■ EXERCISE AIM: Copy each line in the data that includes the word "color".

■ DATA PROVIDED:
....

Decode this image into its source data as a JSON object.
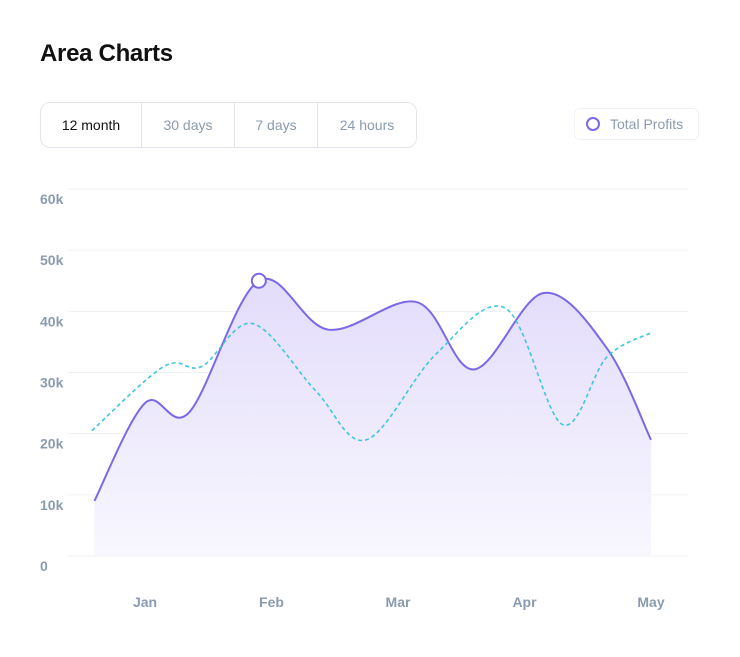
{
  "header": {
    "title": "Area Charts"
  },
  "tabs": [
    {
      "label": "12 month",
      "active": true
    },
    {
      "label": "30 days",
      "active": false
    },
    {
      "label": "7 days",
      "active": false
    },
    {
      "label": "24 hours",
      "active": false
    }
  ],
  "legend": {
    "label": "Total Profits",
    "color": "#7b68e8"
  },
  "chart_data": {
    "type": "area",
    "x_tick_labels": [
      "Jan",
      "Feb",
      "Mar",
      "Apr",
      "May"
    ],
    "y_tick_labels": [
      "0",
      "10k",
      "20k",
      "30k",
      "40k",
      "50k",
      "60k"
    ],
    "ylim": [
      0,
      60000
    ],
    "x_range": [
      0.58,
      5.0
    ],
    "grid": true,
    "legend_position": "top-right",
    "series": [
      {
        "name": "Total Profits",
        "style": "area-solid",
        "color": "#7b68e8",
        "x": [
          0.6,
          1.0,
          1.35,
          1.9,
          2.45,
          3.15,
          3.6,
          4.15,
          4.65,
          5.0
        ],
        "values": [
          9000,
          25000,
          23500,
          45000,
          37000,
          41500,
          30500,
          43000,
          34000,
          19000
        ]
      },
      {
        "name": "",
        "style": "line-dashed",
        "color": "#3ec5e0",
        "x": [
          0.58,
          1.15,
          1.45,
          1.85,
          2.35,
          2.75,
          3.3,
          3.85,
          4.3,
          4.65,
          5.0
        ],
        "values": [
          20500,
          31000,
          31000,
          38000,
          27000,
          19000,
          33000,
          40500,
          21500,
          32500,
          36500
        ]
      }
    ],
    "highlight_point": {
      "x": 1.9,
      "value": 45000
    }
  }
}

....

■ RESPONSE:
    "color": "#7b68e8"
        "color": "#7b68e8",
        "color": "#3ec5e0",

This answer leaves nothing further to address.